This new dark mixture continues down into the bottom right of the background. At one point you can even see that I painted directly into the green wash with blue french ultramarine. Then I push the color around with my brush so that it blends into the underlying layer of damp paint.
I’m slowly working my way around the daffodils in a clockwise direction. Here I’m darkening the color of the background between the flower stems, and on the lower left.
Next I wanted to add some cast shadows on the stems underneath the flower heads. This is important because it will improve the overall impression depth of the finished painting.

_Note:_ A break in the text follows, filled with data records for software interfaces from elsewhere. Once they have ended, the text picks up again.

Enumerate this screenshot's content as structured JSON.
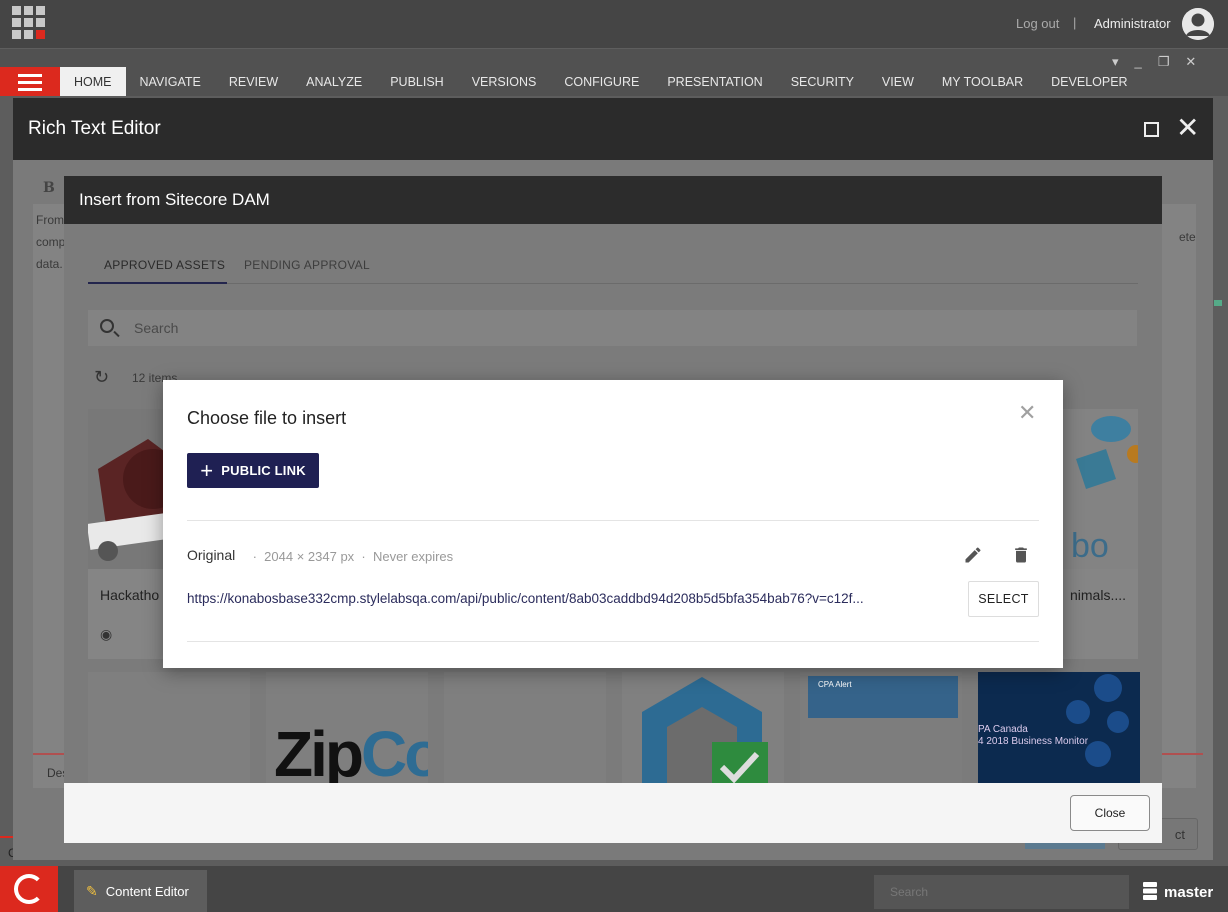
{
  "header": {
    "logout_label": "Log out",
    "separator": "|",
    "username": "Administrator"
  },
  "ribbon": {
    "tabs": [
      "HOME",
      "NAVIGATE",
      "REVIEW",
      "ANALYZE",
      "PUBLISH",
      "VERSIONS",
      "CONFIGURE",
      "PRESENTATION",
      "SECURITY",
      "VIEW",
      "MY TOOLBAR",
      "DEVELOPER"
    ],
    "active_tab": "HOME"
  },
  "rich_text_editor": {
    "title": "Rich Text Editor",
    "bold_label": "B",
    "content_lines": [
      "From",
      "comp",
      "data."
    ],
    "content_tail": "ete",
    "footer_text": "Des",
    "right_button_tail": "ct"
  },
  "dam": {
    "title": "Insert from Sitecore DAM",
    "tabs": {
      "approved": "APPROVED ASSETS",
      "pending": "PENDING APPROVAL"
    },
    "search": {
      "placeholder": "Search"
    },
    "count": "12 items",
    "cards": [
      {
        "label": "Hackatho"
      },
      {
        "label": "nimals....",
        "image_text": "bo"
      }
    ],
    "tiles": {
      "zip_text_a": "Zip",
      "zip_text_b": "Co",
      "cpa_alert": "CPA Alert",
      "cpa_canada_line1": "PA Canada",
      "cpa_canada_line2": "4 2018 Business Monitor"
    },
    "close_label": "Close"
  },
  "modal": {
    "title": "Choose file to insert",
    "public_link_label": "PUBLIC LINK",
    "original_label": "Original",
    "dimensions": "2044 × 2347 px",
    "expiry": "Never expires",
    "url": "https://konabosbase332cmp.stylelabsqa.com/api/public/content/8ab03caddbd94d208b5d5bfa354bab76?v=c12f...",
    "select_label": "SELECT"
  },
  "taskbar": {
    "content_editor_label": "Content Editor",
    "search_placeholder": "Search",
    "database_label": "master",
    "left_fragment": "C"
  },
  "colors": {
    "brand_red": "#dc291e",
    "primary_navy": "#1f2053",
    "header_dark": "#2c2c2c"
  }
}
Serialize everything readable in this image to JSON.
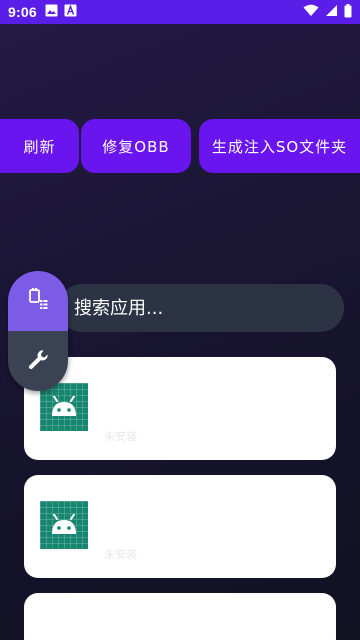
{
  "status_bar": {
    "time": "9:06",
    "notification_icons": [
      "image-icon",
      "font-a-icon"
    ],
    "system_icons": [
      "wifi-icon",
      "signal-icon",
      "battery-icon"
    ],
    "color": "#5b1ee8"
  },
  "toolbar": {
    "refresh_label": "刷新",
    "fix_obb_label": "修复OBB",
    "generate_so_label": "生成注入SO文件夹",
    "accent": "#6a14f0"
  },
  "search": {
    "placeholder": "搜索应用..."
  },
  "fab": {
    "top_icon": "app-list-icon",
    "bottom_icon": "wrench-icon",
    "top_color": "#7c5ce6",
    "bottom_color": "#3a4254"
  },
  "apps": [
    {
      "icon": "android-icon",
      "status": "未安装"
    },
    {
      "icon": "android-icon",
      "status": "未安装"
    },
    {
      "icon": "android-icon",
      "status": ""
    }
  ]
}
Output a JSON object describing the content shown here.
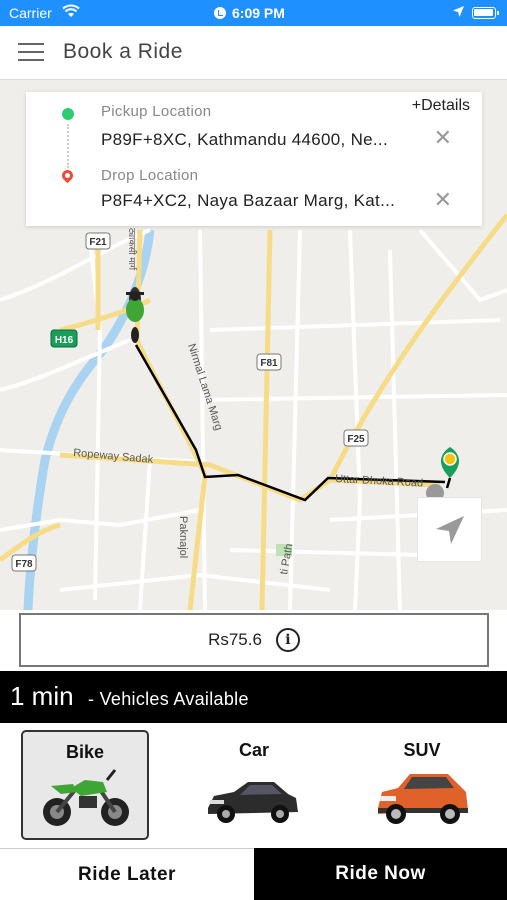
{
  "status_bar": {
    "carrier": "Carrier",
    "time": "6:09 PM"
  },
  "navbar": {
    "title": "Book a Ride",
    "menu_icon": "hamburger-menu-icon"
  },
  "location_card": {
    "details_link": "+Details",
    "pickup": {
      "label": "Pickup Location",
      "value": "P89F+8XC, Kathmandu 44600, Ne..."
    },
    "drop": {
      "label": "Drop Location",
      "value": "P8F4+XC2, Naya Bazaar Marg, Kat..."
    }
  },
  "map": {
    "road_labels": {
      "f21": "F21",
      "h16": "H16",
      "f81": "F81",
      "f25": "F25",
      "f78": "F78",
      "ropeway": "Ropeway Sadak",
      "nirmal": "Nirmal Lama Marg",
      "uttar": "Uttar Dhoka Road",
      "paknajol": "Paknajol",
      "path": "ti Path",
      "vertical_top": "ट्याकसी मार्ग"
    },
    "route_color": "#000000",
    "pin_color": "#1a9e5b"
  },
  "fare": {
    "text": "Rs75.6"
  },
  "availability": {
    "eta": "1 min",
    "text": "- Vehicles Available"
  },
  "vehicles": [
    {
      "name": "Bike",
      "selected": true
    },
    {
      "name": "Car",
      "selected": false
    },
    {
      "name": "SUV",
      "selected": false
    }
  ],
  "actions": {
    "ride_later": "Ride Later",
    "ride_now": "Ride Now"
  }
}
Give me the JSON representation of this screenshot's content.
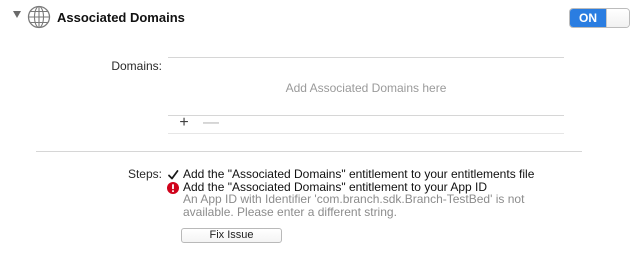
{
  "capability": {
    "title": "Associated Domains",
    "icon": "globe-icon",
    "disclosure_icon": "disclosure-triangle-icon",
    "toggle_label": "ON",
    "toggle_color": "#2a7de1"
  },
  "domains": {
    "label": "Domains:",
    "placeholder": "Add Associated Domains here",
    "add_symbol": "+",
    "remove_symbol": "—"
  },
  "steps": {
    "label": "Steps:",
    "items": [
      {
        "status": "check-icon",
        "text": "Add the \"Associated Domains\" entitlement to your entitlements file"
      },
      {
        "status": "error-icon",
        "status_color": "#d0021b",
        "text": "Add the \"Associated Domains\" entitlement to your App ID",
        "detail": "An App ID with Identifier 'com.branch.sdk.Branch-TestBed' is not available. Please enter a different string."
      }
    ],
    "fix_button_label": "Fix Issue"
  }
}
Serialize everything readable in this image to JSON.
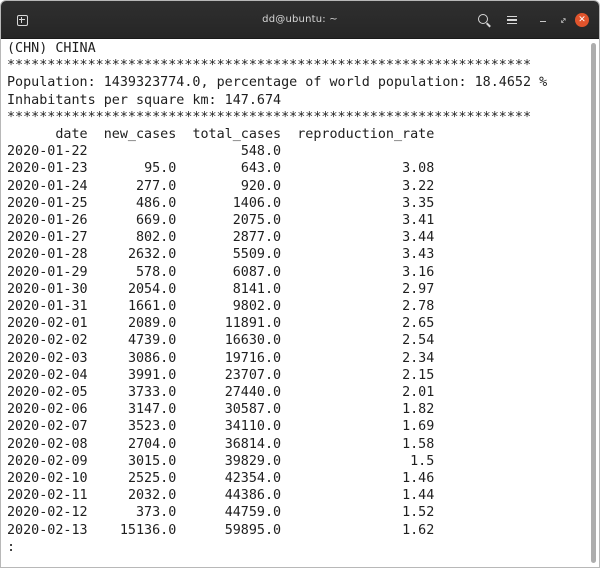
{
  "window": {
    "title": "dd@ubuntu: ~"
  },
  "icons": {
    "new_tab": "new-tab-icon",
    "search": "search-icon",
    "menu": "hamburger-menu-icon",
    "minimize": "minimize-icon",
    "maximize": "maximize-icon",
    "close": "close-icon",
    "close_color": "#e0542c"
  },
  "terminal": {
    "header": "(CHN) CHINA",
    "separator": "*****************************************************************",
    "population_line": "Population: 1439323774.0, percentage of world population: 18.4652 %",
    "density_line": "Inhabitants per square km: 147.674",
    "columns": [
      "date",
      "new_cases",
      "total_cases",
      "reproduction_rate"
    ],
    "rows": [
      [
        "2020-01-22",
        "",
        "548.0",
        ""
      ],
      [
        "2020-01-23",
        "95.0",
        "643.0",
        "3.08"
      ],
      [
        "2020-01-24",
        "277.0",
        "920.0",
        "3.22"
      ],
      [
        "2020-01-25",
        "486.0",
        "1406.0",
        "3.35"
      ],
      [
        "2020-01-26",
        "669.0",
        "2075.0",
        "3.41"
      ],
      [
        "2020-01-27",
        "802.0",
        "2877.0",
        "3.44"
      ],
      [
        "2020-01-28",
        "2632.0",
        "5509.0",
        "3.43"
      ],
      [
        "2020-01-29",
        "578.0",
        "6087.0",
        "3.16"
      ],
      [
        "2020-01-30",
        "2054.0",
        "8141.0",
        "2.97"
      ],
      [
        "2020-01-31",
        "1661.0",
        "9802.0",
        "2.78"
      ],
      [
        "2020-02-01",
        "2089.0",
        "11891.0",
        "2.65"
      ],
      [
        "2020-02-02",
        "4739.0",
        "16630.0",
        "2.54"
      ],
      [
        "2020-02-03",
        "3086.0",
        "19716.0",
        "2.34"
      ],
      [
        "2020-02-04",
        "3991.0",
        "23707.0",
        "2.15"
      ],
      [
        "2020-02-05",
        "3733.0",
        "27440.0",
        "2.01"
      ],
      [
        "2020-02-06",
        "3147.0",
        "30587.0",
        "1.82"
      ],
      [
        "2020-02-07",
        "3523.0",
        "34110.0",
        "1.69"
      ],
      [
        "2020-02-08",
        "2704.0",
        "36814.0",
        "1.58"
      ],
      [
        "2020-02-09",
        "3015.0",
        "39829.0",
        "1.5"
      ],
      [
        "2020-02-10",
        "2525.0",
        "42354.0",
        "1.46"
      ],
      [
        "2020-02-11",
        "2032.0",
        "44386.0",
        "1.44"
      ],
      [
        "2020-02-12",
        "373.0",
        "44759.0",
        "1.52"
      ],
      [
        "2020-02-13",
        "15136.0",
        "59895.0",
        "1.62"
      ]
    ],
    "prompt": ":"
  }
}
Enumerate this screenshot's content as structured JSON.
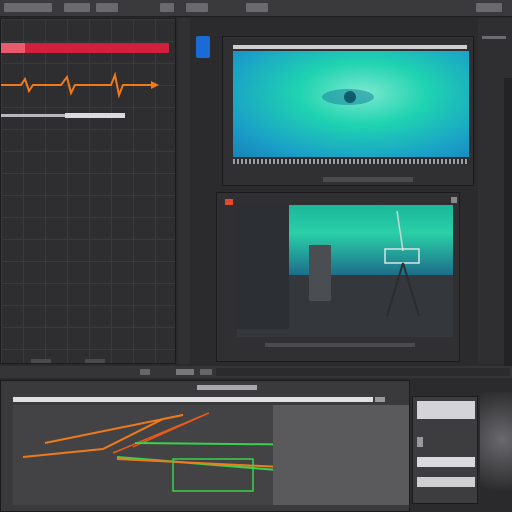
{
  "menu": {
    "items": [
      "",
      "",
      "",
      "",
      "",
      "",
      ""
    ]
  },
  "timeline": {
    "track_label": "",
    "readout": ""
  },
  "viewer_top": {
    "caption": ""
  },
  "viewer_bottom": {
    "caption": ""
  },
  "bottom_panel": {
    "header": ""
  },
  "colors": {
    "accent_red": "#d21f3c",
    "accent_orange": "#f07a1a",
    "accent_green": "#3ad24a",
    "viewer_teal": "#1fd3b0"
  },
  "icons": {
    "app": "blue-app-icon"
  }
}
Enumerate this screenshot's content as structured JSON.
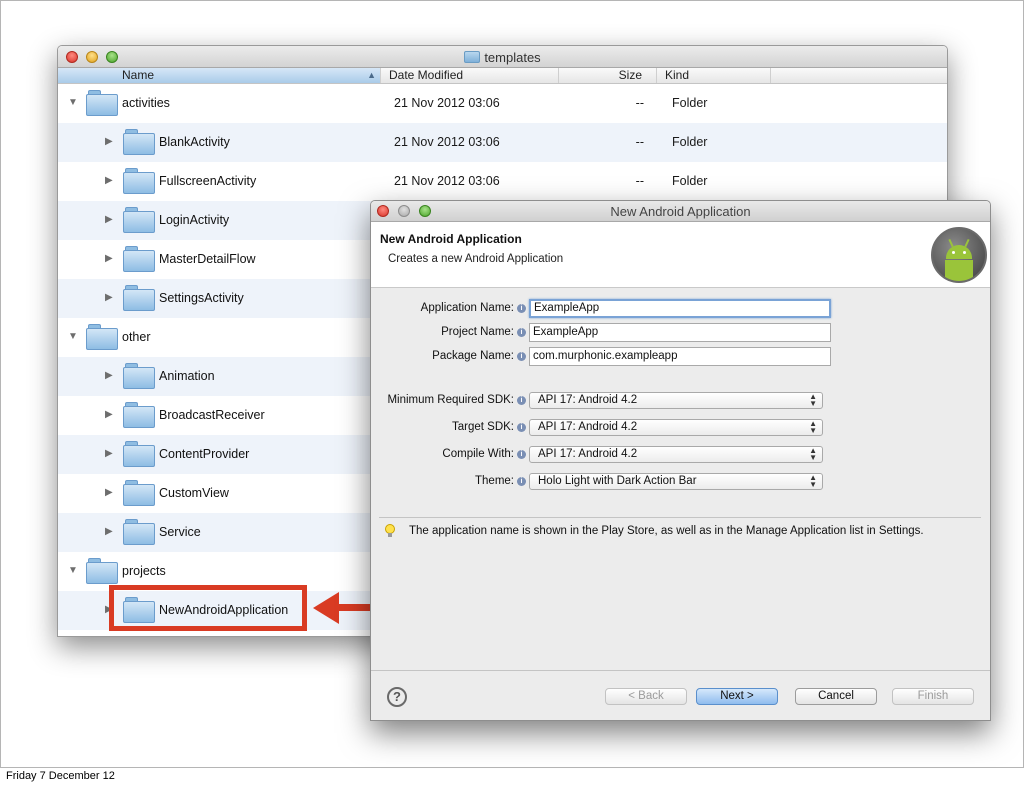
{
  "finder": {
    "title": "templates",
    "columns": {
      "name": "Name",
      "date": "Date Modified",
      "size": "Size",
      "kind": "Kind"
    },
    "rows": [
      {
        "name": "activities",
        "date": "21 Nov 2012 03:06",
        "size": "--",
        "kind": "Folder",
        "level": 0,
        "expanded": true
      },
      {
        "name": "BlankActivity",
        "date": "21 Nov 2012 03:06",
        "size": "--",
        "kind": "Folder",
        "level": 1,
        "expanded": false
      },
      {
        "name": "FullscreenActivity",
        "date": "21 Nov 2012 03:06",
        "size": "--",
        "kind": "Folder",
        "level": 1,
        "expanded": false
      },
      {
        "name": "LoginActivity",
        "date": "",
        "size": "",
        "kind": "",
        "level": 1,
        "expanded": false
      },
      {
        "name": "MasterDetailFlow",
        "date": "",
        "size": "",
        "kind": "",
        "level": 1,
        "expanded": false
      },
      {
        "name": "SettingsActivity",
        "date": "",
        "size": "",
        "kind": "",
        "level": 1,
        "expanded": false
      },
      {
        "name": "other",
        "date": "",
        "size": "",
        "kind": "",
        "level": 0,
        "expanded": true
      },
      {
        "name": "Animation",
        "date": "",
        "size": "",
        "kind": "",
        "level": 1,
        "expanded": false
      },
      {
        "name": "BroadcastReceiver",
        "date": "",
        "size": "",
        "kind": "",
        "level": 1,
        "expanded": false
      },
      {
        "name": "ContentProvider",
        "date": "",
        "size": "",
        "kind": "",
        "level": 1,
        "expanded": false
      },
      {
        "name": "CustomView",
        "date": "",
        "size": "",
        "kind": "",
        "level": 1,
        "expanded": false
      },
      {
        "name": "Service",
        "date": "",
        "size": "",
        "kind": "",
        "level": 1,
        "expanded": false
      },
      {
        "name": "projects",
        "date": "",
        "size": "",
        "kind": "",
        "level": 0,
        "expanded": true
      },
      {
        "name": "NewAndroidApplication",
        "date": "",
        "size": "",
        "kind": "",
        "level": 1,
        "expanded": false
      }
    ]
  },
  "dialog": {
    "title": "New Android Application",
    "banner_title": "New Android Application",
    "banner_subtitle": "Creates a new Android Application",
    "fields": {
      "app_name": {
        "label": "Application Name:",
        "value": "ExampleApp"
      },
      "project_name": {
        "label": "Project Name:",
        "value": "ExampleApp"
      },
      "package_name": {
        "label": "Package Name:",
        "value": "com.murphonic.exampleapp"
      }
    },
    "selects": {
      "min_sdk": {
        "label": "Minimum Required SDK:",
        "value": "API 17: Android 4.2"
      },
      "target_sdk": {
        "label": "Target SDK:",
        "value": "API 17: Android 4.2"
      },
      "compile_with": {
        "label": "Compile With:",
        "value": "API 17: Android 4.2"
      },
      "theme": {
        "label": "Theme:",
        "value": "Holo Light with Dark Action Bar"
      }
    },
    "hint": "The application name is shown in the Play Store, as well as in the Manage Application list in Settings.",
    "buttons": {
      "back": "< Back",
      "next": "Next >",
      "cancel": "Cancel",
      "finish": "Finish"
    },
    "help_symbol": "?",
    "info_symbol": "i"
  },
  "footer": "Friday 7 December 12",
  "colors": {
    "highlight": "#d93b23",
    "selection": "#a9cbe9"
  }
}
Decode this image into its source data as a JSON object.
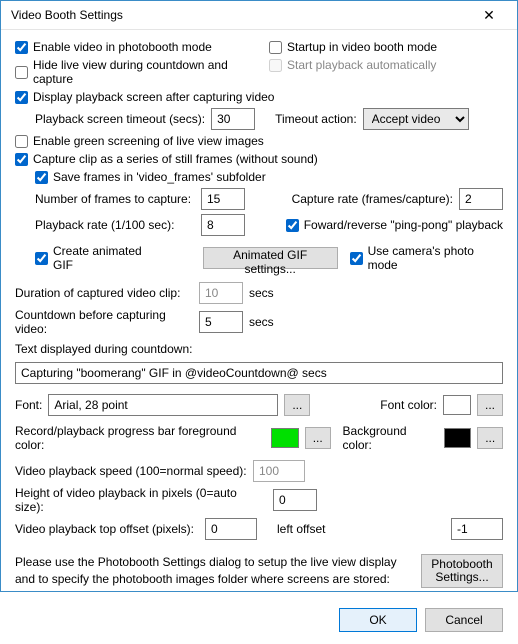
{
  "title": "Video Booth Settings",
  "closeGlyph": "✕",
  "checkboxes": {
    "enable_video": {
      "label": "Enable video in photobooth mode",
      "checked": true
    },
    "startup_mode": {
      "label": "Startup in video booth mode",
      "checked": false
    },
    "hide_live": {
      "label": "Hide live view during countdown and capture",
      "checked": false
    },
    "start_auto": {
      "label": "Start playback automatically",
      "checked": false,
      "disabled": true
    },
    "display_playback": {
      "label": "Display playback screen after capturing video",
      "checked": true
    },
    "green_screen": {
      "label": "Enable green screening of live view images",
      "checked": false
    },
    "capture_series": {
      "label": "Capture clip as a series of still frames (without sound)",
      "checked": true
    },
    "save_frames": {
      "label": "Save frames in 'video_frames' subfolder",
      "checked": true
    },
    "pingpong": {
      "label": "Foward/reverse \"ping-pong\" playback",
      "checked": true
    },
    "create_gif": {
      "label": "Create animated GIF",
      "checked": true
    },
    "use_camera_photo": {
      "label": "Use camera's photo mode",
      "checked": true
    }
  },
  "labels": {
    "playback_timeout": "Playback screen timeout (secs):",
    "timeout_action": "Timeout action:",
    "num_frames": "Number of frames to capture:",
    "capture_rate": "Capture rate (frames/capture):",
    "playback_rate": "Playback rate (1/100 sec):",
    "animated_gif_btn": "Animated GIF settings...",
    "duration": "Duration of captured video clip:",
    "secs": "secs",
    "countdown": "Countdown before capturing video:",
    "text_countdown": "Text displayed during countdown:",
    "font": "Font:",
    "font_color": "Font color:",
    "progress_fg": "Record/playback progress bar foreground color:",
    "bg_color": "Background color:",
    "playback_speed": "Video playback speed (100=normal speed):",
    "playback_height": "Height of video playback in pixels (0=auto size):",
    "top_offset": "Video playback top offset (pixels):",
    "left_offset": "left offset",
    "note": "Please use the Photobooth Settings dialog to setup the live view display and to specify the photobooth images folder where screens are stored:",
    "photobooth_btn_l1": "Photobooth",
    "photobooth_btn_l2": "Settings...",
    "browse": "...",
    "ok": "OK",
    "cancel": "Cancel"
  },
  "values": {
    "playback_timeout": "30",
    "timeout_action": "Accept video",
    "num_frames": "15",
    "capture_rate": "2",
    "playback_rate": "8",
    "duration": "10",
    "countdown": "5",
    "countdown_text": "Capturing \"boomerang\" GIF in @videoCountdown@ secs",
    "font_display": "Arial, 28 point",
    "playback_speed": "100",
    "playback_height": "0",
    "top_offset": "0",
    "left_offset": "-1"
  },
  "colors": {
    "progress_fg": "#00e000",
    "font_color": "#ffffff",
    "bg_color": "#000000"
  }
}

I continue adding cast shadows and shading on the flower petals themselves. Again I'm using a diluted mixture of neutral green to add the shading. When I say “neutral” I mean a color which has been dulled down to reduce its color saturation. I added shadows as if the light was coming from the upper right hand side, to the undersides of the flowers but not too much on the higher petals.
At this stage I felt that the color of the center of the flowers needed intensifying. I think this is an important focal point in the composition so I added a fairly strong mix of orange, being careful to paint around the white thread-like “stigma” in the middle. The contrast between these white parts and strong orange color will help attract the eye. After painting the first brush strokes I blended out the edges using a damp brush.
And as a final touch I added a few extra brush marks to boost the cast shadows on the leaves and stems.
I hope you enjoyed following along with this spring time painting ! And since I'm in a Spring-like mood... here's one of my favorite spring-time poems :
Spring is sprung, the grass is riz.
I wonder where the birdies is.
They say the birdies on the wing, but that's absurd.
I always thought the wing was on the bird.